- If you can’t find any carob or you can’t stand it, you can easily substitute it with chocolate chips.
Peanut Butter Carob Chip Cookies | Printable Page | Makes approximately 2 dozen cookies
- 1/2 cup butter, softened
- 1 cup demerara sugar or sucanat or rapadura
- 3/4 cup natural peanut butter (I really like this kind)
- 1 large egg
- 1 teaspoon pure vanilla extract
- 1 cup (4 ounces) whole wheat pastry flour (aka soft white wheat)
- 1 teaspoon baking soda
- 1/2 teaspoon salt
- 1 cup regular rolled oats
- 1 cup semisweet carob chips (we really like this kind), or chocolate chips
1) Preheat the oven to 375 ° F.
2) In a large bowl (or the bowl of a stand mixer), cream together the butter, sugar, and peanut butter until smooth. Beat in the egg and vanilla.

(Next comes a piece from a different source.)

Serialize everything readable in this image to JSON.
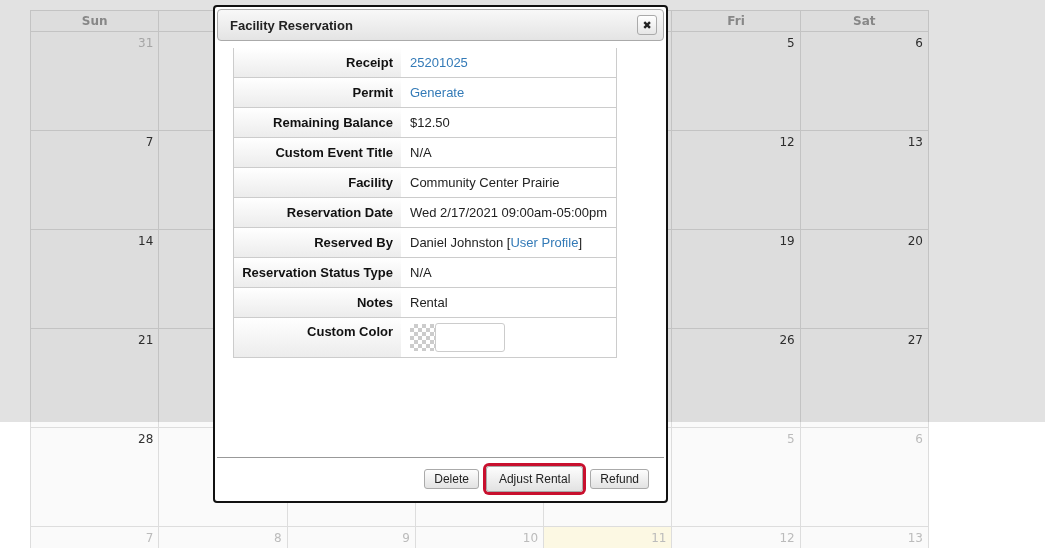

3) In a separate bowl, whisk together the flour, baking soda, and salt. Stir into the butter and sugar mixture. Add the oats and chocolate chips.
4) Form the dough into balls the size of golf balls and place on an ungreased or parchment lined baking sheet. Flatten the balls slightly.

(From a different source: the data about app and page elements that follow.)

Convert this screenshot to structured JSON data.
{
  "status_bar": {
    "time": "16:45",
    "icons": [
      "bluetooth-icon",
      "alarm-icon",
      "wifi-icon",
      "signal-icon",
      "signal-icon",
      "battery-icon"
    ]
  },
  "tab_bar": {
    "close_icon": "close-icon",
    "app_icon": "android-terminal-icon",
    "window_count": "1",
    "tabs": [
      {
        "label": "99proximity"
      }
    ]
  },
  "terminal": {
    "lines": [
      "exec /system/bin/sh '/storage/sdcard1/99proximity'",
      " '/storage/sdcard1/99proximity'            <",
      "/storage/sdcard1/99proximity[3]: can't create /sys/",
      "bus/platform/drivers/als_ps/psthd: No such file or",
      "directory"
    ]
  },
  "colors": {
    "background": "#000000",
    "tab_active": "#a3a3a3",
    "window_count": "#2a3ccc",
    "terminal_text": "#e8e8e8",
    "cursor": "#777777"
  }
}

5) Bake in the preheated oven for 8-12 minutes, or until the edges begin to brown. Remove from oven and let the cookies to cool on the pan for 5 minutes. Transfer to a wire rack to cool completely before storing.
Erica Lea on Dec 22nd 2011

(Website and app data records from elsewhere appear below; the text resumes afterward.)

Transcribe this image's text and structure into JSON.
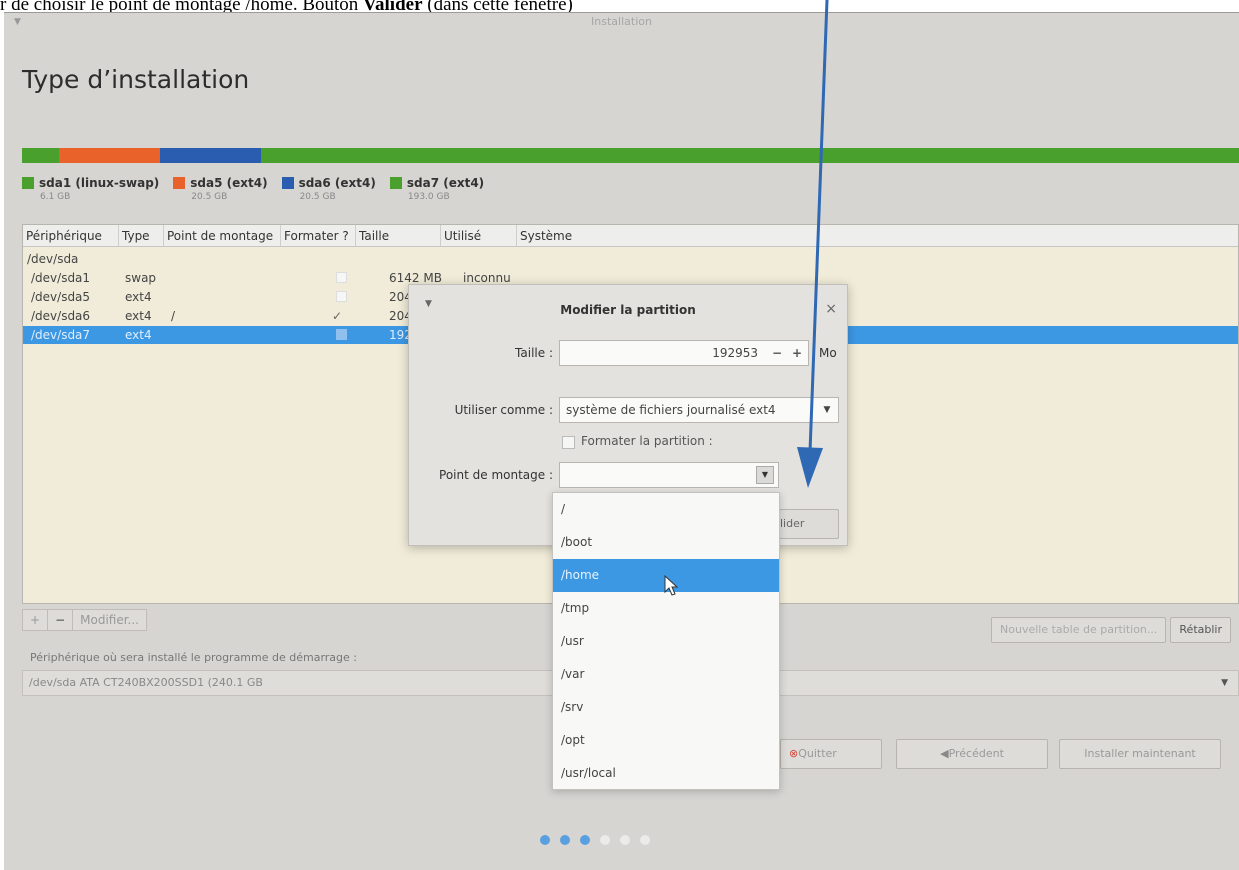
{
  "caption": {
    "prefix": "r de choisir le point de montage /home. Bouton ",
    "bold": "Valider",
    "suffix": " (dans cette fenêtre)"
  },
  "window": {
    "title": "Installation"
  },
  "page_title": "Type d’installation",
  "partition_bar": [
    {
      "name": "sda1",
      "fraction": 0.03,
      "color": "#4aa02c"
    },
    {
      "name": "sda5",
      "fraction": 0.083,
      "color": "#e9622a"
    },
    {
      "name": "sda6",
      "fraction": 0.083,
      "color": "#2a5db0"
    },
    {
      "name": "sda7",
      "fraction": 0.804,
      "color": "#4aa02c"
    }
  ],
  "legend": [
    {
      "label": "sda1 (linux-swap)",
      "size": "6.1 GB",
      "color": "#4aa02c"
    },
    {
      "label": "sda5 (ext4)",
      "size": "20.5 GB",
      "color": "#e9622a"
    },
    {
      "label": "sda6 (ext4)",
      "size": "20.5 GB",
      "color": "#2a5db0"
    },
    {
      "label": "sda7 (ext4)",
      "size": "193.0 GB",
      "color": "#4aa02c"
    }
  ],
  "table": {
    "headers": [
      "Périphérique",
      "Type",
      "Point de montage",
      "Formater ?",
      "Taille",
      "Utilisé",
      "Système"
    ],
    "rows": [
      {
        "device": "/dev/sda",
        "type": "",
        "mount": "",
        "format": "",
        "size": "",
        "used": ""
      },
      {
        "device": "/dev/sda1",
        "type": "swap",
        "mount": "",
        "format": "box",
        "size": "6142 MB",
        "used": "inconnu"
      },
      {
        "device": "/dev/sda5",
        "type": "ext4",
        "mount": "",
        "format": "box",
        "size": "204",
        "used": ""
      },
      {
        "device": "/dev/sda6",
        "type": "ext4",
        "mount": "/",
        "format": "✓",
        "size": "204",
        "used": ""
      },
      {
        "device": "/dev/sda7",
        "type": "ext4",
        "mount": "",
        "format": "box",
        "size": "192",
        "used": ""
      }
    ]
  },
  "toolbar": {
    "add": "+",
    "remove": "−",
    "modify": "Modifier..."
  },
  "right_tools": {
    "new_table": "Nouvelle table de partition...",
    "revert": "Rétablir"
  },
  "boot": {
    "label": "Périphérique où sera installé le programme de démarrage :",
    "value": "/dev/sda   ATA CT240BX200SSD1 (240.1 GB"
  },
  "nav": {
    "quit": "Quitter",
    "back": "Précédent",
    "install": "Installer maintenant"
  },
  "dialog": {
    "title": "Modifier la partition",
    "size_label": "Taille :",
    "size_value": "192953",
    "size_unit": "Mo",
    "use_label": "Utiliser comme :",
    "use_value": "système de fichiers journalisé ext4",
    "format_label": "Formater la partition :",
    "mount_label": "Point de montage :",
    "mount_value": "",
    "ok_partial": "lider"
  },
  "mount_options": [
    "/",
    "/boot",
    "/home",
    "/tmp",
    "/usr",
    "/var",
    "/srv",
    "/opt",
    "/usr/local"
  ],
  "mount_highlight_index": 2,
  "progress_dots": {
    "total": 6,
    "done": 3,
    "active_color": "#5a9fe0",
    "inactive_color": "#ecebea"
  },
  "colors": {
    "selection": "#3d98e4",
    "arrow": "#2f68b3"
  }
}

My Dad hates citrus in baked goods. Thus, I have always been leery of cooking with lemons, oranges, limes, etc.
Reuben loves lemon bars. When he informed me of this, I promised to make him some. I searched the internet over for the perfect recipe, and settled one entitled “Lemon Curd Squares.” When I saw that the ingredient list included cream, I knew I needed to make them.
And I wasn’t disappointed in my choice. Reuben loves them. He requested I send several bars in his lunch so he could share them with the other guys. That day he posted on my Facebook wall: “Best lemon bars ever. :)” <— Proudest. Moment. Ever.
These lemon bars are the perfect medium between overpoweringly sweet and mouth-puckering sour. The crust is wonderfully tasty, enhanced by a smidgen of cinnamon. Dust with a little powdered sugar, and you have an elegant, scrumptious dessert.
Lemon Curd Squares
Adapted from Willams-Sanoma | Printable Recipe | Makes 12 Bars
For the crust:
- 1 cup all-purpose flour (I used half white, half whole wheat)
- 1/3 cup granulated sugar (I used demerara)
- 1/2 tsp. salt
- 1/8 tsp. ground cinnamon
- 8 Tbs. (1 stick) cold unsalted butter, cut into 1/2-inch pieces
For the lemon filling:
- 3/4 cup granulated sugar (I used ground demerara)
- 2 Tbs. all-purpose flour
- Pinch of salt
- 1 tsp. finely grated lemon zest (optional)
- 3 eggs, at room temperature
- 1/2 cup fresh lemon juice
- 3 Tbs. heavy cream
- Confectioners’ sugar, for dusting (optional)
To make the crust:
In a food processor, combine the flour, granulated sugar, salt and cinnamon. Pulse briefly until blended. Add the butter and pulse until the dough forms moist crumbs and sticks together when pinched, about 1 minute. There should be no trace of dryness. Press the dough into the bottom and 1 inch up the sides of the prepared baking dish, lightly flouring your fingertips if necessary to prevent them from sticking. Bake the crust until pale golden, 20 to 22 minutes. Transfer the pan to a wire rack and let the crust cool completely. Reduce the oven temperature to 325°F.
To make the filling:
1.) In a bowl, whisk together the granulated sugar, flour, salt and lemon zest. Add the eggs, lemon juice and cream and whisk until just blended. Carefully pour the mixture over the baked crust.
Bake until the filling is set but still jiggles slightly when the dish is gently shaken, about 20 minutes, or longer if using a metal pan. Transfer the pan to the wire rack and let cool for about 30 minutes. Run the tip of a small knife along the inside of the dish to loosen the crust from the sides, then let cool completely.
Cut into 12 small rectangles (fewer if you want larger bars). Grab the sides of parchment paper that stick out from the pan and carefully remove the bars from the dish. Just before serving, sift a dusting of confectioners sugar over the bars.
Now for the Shabby Apple Giveaway Winner!
Erica Lea on Dec 13th 2010
Chai Tea meets Gingerbread in these scrumptious, soft, spicy bars. Find the recipe and my step-by-step instructions on the Tasty Kitchen blog.